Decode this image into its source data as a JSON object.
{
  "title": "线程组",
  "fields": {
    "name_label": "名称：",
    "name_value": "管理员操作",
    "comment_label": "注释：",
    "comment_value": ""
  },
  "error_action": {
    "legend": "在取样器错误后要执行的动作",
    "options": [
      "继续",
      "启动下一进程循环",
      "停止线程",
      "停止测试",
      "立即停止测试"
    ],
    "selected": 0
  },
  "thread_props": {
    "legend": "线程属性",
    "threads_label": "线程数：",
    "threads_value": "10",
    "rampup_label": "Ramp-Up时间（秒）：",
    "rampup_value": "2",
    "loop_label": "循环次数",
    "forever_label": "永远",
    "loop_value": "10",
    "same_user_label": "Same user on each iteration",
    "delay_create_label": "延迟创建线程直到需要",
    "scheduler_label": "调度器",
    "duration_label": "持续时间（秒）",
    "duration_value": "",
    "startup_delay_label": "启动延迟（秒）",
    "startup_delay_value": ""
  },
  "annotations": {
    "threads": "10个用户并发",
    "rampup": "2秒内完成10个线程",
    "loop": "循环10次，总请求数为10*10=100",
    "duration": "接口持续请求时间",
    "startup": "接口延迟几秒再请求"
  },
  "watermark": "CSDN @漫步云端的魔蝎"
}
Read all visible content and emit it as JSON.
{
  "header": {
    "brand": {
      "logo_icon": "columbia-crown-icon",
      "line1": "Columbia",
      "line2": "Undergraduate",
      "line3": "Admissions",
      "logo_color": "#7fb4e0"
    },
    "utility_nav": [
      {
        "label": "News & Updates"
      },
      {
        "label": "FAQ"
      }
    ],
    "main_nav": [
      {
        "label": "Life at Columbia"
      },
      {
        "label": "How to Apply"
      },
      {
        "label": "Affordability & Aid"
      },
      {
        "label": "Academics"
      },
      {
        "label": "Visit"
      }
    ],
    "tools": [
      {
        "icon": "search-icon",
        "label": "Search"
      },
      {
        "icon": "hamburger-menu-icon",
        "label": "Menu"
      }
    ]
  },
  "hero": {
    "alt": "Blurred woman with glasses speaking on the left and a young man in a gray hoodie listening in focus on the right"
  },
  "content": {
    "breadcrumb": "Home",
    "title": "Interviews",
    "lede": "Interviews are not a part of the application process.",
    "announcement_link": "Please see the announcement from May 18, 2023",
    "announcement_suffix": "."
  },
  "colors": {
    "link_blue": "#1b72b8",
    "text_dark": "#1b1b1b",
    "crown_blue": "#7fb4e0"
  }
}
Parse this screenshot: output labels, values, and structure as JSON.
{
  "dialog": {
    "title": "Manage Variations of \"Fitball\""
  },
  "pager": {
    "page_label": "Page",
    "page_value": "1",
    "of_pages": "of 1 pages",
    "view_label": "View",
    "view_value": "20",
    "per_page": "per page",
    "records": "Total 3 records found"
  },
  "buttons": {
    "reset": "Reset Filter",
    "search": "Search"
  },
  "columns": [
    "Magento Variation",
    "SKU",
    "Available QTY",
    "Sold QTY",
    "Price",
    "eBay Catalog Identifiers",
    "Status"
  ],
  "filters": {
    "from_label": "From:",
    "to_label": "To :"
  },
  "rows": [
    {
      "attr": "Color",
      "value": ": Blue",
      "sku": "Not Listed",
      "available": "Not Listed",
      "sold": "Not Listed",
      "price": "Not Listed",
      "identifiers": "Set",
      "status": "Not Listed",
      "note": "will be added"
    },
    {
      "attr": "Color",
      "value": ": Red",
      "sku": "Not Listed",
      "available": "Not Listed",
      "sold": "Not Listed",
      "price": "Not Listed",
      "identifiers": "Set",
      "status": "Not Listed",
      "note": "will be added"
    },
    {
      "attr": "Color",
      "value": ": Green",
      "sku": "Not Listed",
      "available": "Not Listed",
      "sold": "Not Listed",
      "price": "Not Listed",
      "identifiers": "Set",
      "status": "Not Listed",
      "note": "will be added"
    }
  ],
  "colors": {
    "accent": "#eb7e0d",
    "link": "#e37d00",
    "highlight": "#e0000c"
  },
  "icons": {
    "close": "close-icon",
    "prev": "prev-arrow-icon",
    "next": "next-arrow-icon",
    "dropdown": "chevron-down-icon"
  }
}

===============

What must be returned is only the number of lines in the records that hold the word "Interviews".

2